The Thursday, May 5, Greensboro Symphony concert, featuring an outstanding piano soloist and a well-prepared Mahler symphony, was a musical memory to cherish and a fitting finale to the 2004-05 season.
The concert opened with a straightforward rendition of Mozart's Overture to Don Giovanni. The overture starts with music from the climactic Fourth Act of the opera, in which the statue of the Commandant emerges from the underworld to invite Don Giovanni, his murderer, to dinner. After this spooky introduction, replete with overlong bass notes, chromatic harmonies and complicated (and awkward) cross-rhythms and syncopations, Maestro Dmitry Sitkovetsky led the orchestra in the cheerfully clean and rhythmic allegro that ushers in the celebrated story of flirtation and seduction. The string section sounded clean and well-rehearsed in the tricky passagework that abounds in the overture.
The extraordinary pianist was Madame Bella Davidovich, who had been originally scheduled earlier in the season, and the concerto she championed was Chopin's Piano Concerto No. 2, in f minor. Despite its name, this is actually the first concerto Chopin wrote, at the tender age of 19, a romantic work from the opening string tutti to the closing waltz (or Mazurka).
The orchestra's exposition, in which the two themes of the movement are stated, was fast and rather straight-laced, a far cry from what Mme. Davidovich soon gave us in her version of the same themes – tender, lingering romance, liberally interwoven with the lacy filigree of runs and arpeggios that are typical of the idiom Chopin invented. And yet Mme. Davidovich certainly doesn't lack strength, as she powered herself through the quasi-recitative of the otherwise wistful and plaintive second movement. The soft moments of this movement were arresting and captivating as the warm and clear notes of the bassoon, played by Carol Bernstorf, answered the piano dialogue. Unfortunately, the unforgiving acoustics of War Memorial Auditorium didn't allow the orchestra to match the pianissimos of the soloist – rather than rich and soft, these passages sounded thin and airy.
The finale of the concerto, with its blustery first theme, really came to life in the alternating slow sections: waltzes of exquisite simplicity, beautifully performed by Mme. Davidovich. A fetching horn call, subtly played by GSO principal horn, Robert Campbell, ushered in an almost carnaval-esque section, which led to the brilliant closing coda. The large audience gave a standing ovation to the soloist and orchestra but let the applause die out after the second curtain call. I would dearly have loved to hear a short encore!
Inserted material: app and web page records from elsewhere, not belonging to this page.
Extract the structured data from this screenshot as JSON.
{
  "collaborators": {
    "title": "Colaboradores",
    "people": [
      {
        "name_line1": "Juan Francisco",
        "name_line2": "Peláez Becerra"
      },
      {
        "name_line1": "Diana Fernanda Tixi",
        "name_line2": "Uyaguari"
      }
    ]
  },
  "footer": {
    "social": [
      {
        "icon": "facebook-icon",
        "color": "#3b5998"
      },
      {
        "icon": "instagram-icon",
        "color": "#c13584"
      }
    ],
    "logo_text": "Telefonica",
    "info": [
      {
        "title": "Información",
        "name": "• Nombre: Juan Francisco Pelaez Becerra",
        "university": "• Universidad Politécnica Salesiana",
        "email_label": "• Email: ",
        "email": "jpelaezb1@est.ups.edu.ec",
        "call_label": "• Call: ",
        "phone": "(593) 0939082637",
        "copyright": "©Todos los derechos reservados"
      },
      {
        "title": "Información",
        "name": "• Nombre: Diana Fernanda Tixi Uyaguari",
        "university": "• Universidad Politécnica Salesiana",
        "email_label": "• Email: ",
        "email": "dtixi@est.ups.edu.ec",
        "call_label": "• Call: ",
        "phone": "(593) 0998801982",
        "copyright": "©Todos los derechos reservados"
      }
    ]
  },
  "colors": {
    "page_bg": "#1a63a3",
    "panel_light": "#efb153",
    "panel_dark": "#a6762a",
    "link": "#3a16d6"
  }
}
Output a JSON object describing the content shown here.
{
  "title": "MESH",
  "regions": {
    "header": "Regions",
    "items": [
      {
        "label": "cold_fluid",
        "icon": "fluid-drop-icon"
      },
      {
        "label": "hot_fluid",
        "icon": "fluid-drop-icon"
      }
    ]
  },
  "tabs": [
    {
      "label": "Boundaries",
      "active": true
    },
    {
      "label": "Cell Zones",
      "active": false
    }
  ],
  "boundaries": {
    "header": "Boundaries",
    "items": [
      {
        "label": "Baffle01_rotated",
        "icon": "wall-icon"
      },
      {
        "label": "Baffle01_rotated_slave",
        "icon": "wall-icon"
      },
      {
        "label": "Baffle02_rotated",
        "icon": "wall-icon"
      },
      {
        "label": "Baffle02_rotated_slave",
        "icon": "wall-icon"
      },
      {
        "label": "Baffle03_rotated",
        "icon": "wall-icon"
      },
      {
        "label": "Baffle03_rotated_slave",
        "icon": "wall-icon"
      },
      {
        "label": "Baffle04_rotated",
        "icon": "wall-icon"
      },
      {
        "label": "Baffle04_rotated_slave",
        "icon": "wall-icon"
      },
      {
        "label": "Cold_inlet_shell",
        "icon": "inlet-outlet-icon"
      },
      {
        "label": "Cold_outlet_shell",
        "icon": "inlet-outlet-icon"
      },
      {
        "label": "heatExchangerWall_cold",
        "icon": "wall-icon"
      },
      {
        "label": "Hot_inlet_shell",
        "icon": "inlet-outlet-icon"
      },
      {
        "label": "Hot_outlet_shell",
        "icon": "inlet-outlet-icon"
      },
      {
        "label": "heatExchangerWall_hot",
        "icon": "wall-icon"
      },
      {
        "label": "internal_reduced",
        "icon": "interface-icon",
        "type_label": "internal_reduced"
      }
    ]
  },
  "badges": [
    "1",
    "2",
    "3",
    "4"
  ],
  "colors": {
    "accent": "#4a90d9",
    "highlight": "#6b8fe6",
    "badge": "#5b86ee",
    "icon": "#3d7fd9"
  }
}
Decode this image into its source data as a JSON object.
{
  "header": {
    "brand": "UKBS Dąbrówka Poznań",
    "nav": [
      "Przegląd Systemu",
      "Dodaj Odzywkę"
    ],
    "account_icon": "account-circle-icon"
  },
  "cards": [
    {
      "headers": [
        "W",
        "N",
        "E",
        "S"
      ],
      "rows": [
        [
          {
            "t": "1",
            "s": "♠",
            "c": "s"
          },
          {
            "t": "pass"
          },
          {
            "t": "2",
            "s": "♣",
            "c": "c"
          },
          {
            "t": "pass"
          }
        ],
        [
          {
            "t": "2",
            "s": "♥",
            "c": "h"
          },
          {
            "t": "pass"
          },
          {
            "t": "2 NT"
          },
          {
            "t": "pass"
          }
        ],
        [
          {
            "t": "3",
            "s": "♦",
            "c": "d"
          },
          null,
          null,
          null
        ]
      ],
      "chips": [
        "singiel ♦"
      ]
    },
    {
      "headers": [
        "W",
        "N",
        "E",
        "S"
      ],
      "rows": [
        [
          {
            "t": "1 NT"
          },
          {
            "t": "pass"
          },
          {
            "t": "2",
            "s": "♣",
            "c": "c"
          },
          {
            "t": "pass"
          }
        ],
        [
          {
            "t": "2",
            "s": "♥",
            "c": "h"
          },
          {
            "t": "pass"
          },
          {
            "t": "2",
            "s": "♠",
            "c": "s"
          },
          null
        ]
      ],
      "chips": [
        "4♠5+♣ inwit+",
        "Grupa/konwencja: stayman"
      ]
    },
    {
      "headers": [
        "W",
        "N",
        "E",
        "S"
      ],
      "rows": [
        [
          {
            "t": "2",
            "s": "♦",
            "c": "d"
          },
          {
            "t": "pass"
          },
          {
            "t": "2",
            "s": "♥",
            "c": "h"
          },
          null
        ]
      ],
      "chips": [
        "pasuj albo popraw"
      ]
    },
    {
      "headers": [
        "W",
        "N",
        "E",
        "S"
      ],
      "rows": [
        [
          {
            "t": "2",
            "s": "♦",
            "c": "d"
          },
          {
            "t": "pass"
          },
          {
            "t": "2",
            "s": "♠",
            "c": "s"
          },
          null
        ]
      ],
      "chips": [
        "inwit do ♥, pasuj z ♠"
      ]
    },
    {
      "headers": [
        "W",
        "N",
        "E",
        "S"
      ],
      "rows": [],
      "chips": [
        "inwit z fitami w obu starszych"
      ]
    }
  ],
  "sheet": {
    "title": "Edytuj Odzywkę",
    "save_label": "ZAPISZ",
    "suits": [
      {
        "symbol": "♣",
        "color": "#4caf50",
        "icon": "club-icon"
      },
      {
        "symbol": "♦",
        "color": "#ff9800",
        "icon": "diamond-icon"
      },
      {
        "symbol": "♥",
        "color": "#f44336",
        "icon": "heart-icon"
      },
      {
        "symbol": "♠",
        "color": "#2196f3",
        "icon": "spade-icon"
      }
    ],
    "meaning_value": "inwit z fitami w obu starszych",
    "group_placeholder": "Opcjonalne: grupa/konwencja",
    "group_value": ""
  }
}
The faulty acoustics were again evident in the second half of the concert, even though I moved up to the balcony, which usually has the best acoustics in most halls. An orchestra can only sound as good as the hall it performs in, so the first condition for great sound is a great hall. War Memorial Auditorium, with its very wide stage, is not a great hall! Sections of the orchestra don't blend together, even though the excellent musicians of the Greensboro Symphony try hard. Horns will always stand out (perhaps the back wall is too near the musicians) even in the softest passages, and high pitches are lost while the lower instruments tend to boom out.
Mahler's First Symphony, in D ("The Titan"), is perhaps the most familiar of his 9+ symphonies, and it is always a pleasure to hear. From the rarified opening, with its high-pitched string harmonics, to the schmaltzy Klezmer-like oboe duets, and from the sadly minor Frère Jacques bass solo (expressively played by John Spuller) to the loud and flashy horn glissandi, this symphony runs the gamut of emotions as well as orchestral gestures. Among the many outstanding solos were the delicate trumpetry of Anita Cirba, the plaintive expressivity of oboist Alicia Chapman, and the sassy cuckoo of clarinetist Kelly Burke. The enlarged horn section played with outstanding accuracy and warmth, as did the 49-piece string section. And Maestro Sitkovetsky led the entire orchestra with clarity and energy.
Odds & Sods
On Friday, April 16, I was privileged to hear the best performance of the NCSA orchestra I have heard in recent years. Maestro Serge Zehnacker led the huge orchestra of students (and a handful of alumni) through Mahler's Ninth Symphony, the only work on the program. Zehnacker's straightforward and somewhat prosaic technique served him especially well in the tricky ensemble work of the slow finale of the symphony, where even polished professional orchestras have been known to fall apart. Bravo!
Mahler is known to have predicted that his time would come, and indeed, during the years Leonard Bernstein led the New York Philharmonic – and until half a dozen years ago –Mahler's time did arrive. Unfortunately, when National Public Radio introduced the five-minute news break every hour on the hour, Mahler's (and Bruckner's) time was up. And of course now, with no Triad stations playing classical music except during the night, Classical Music's time may have passed, too.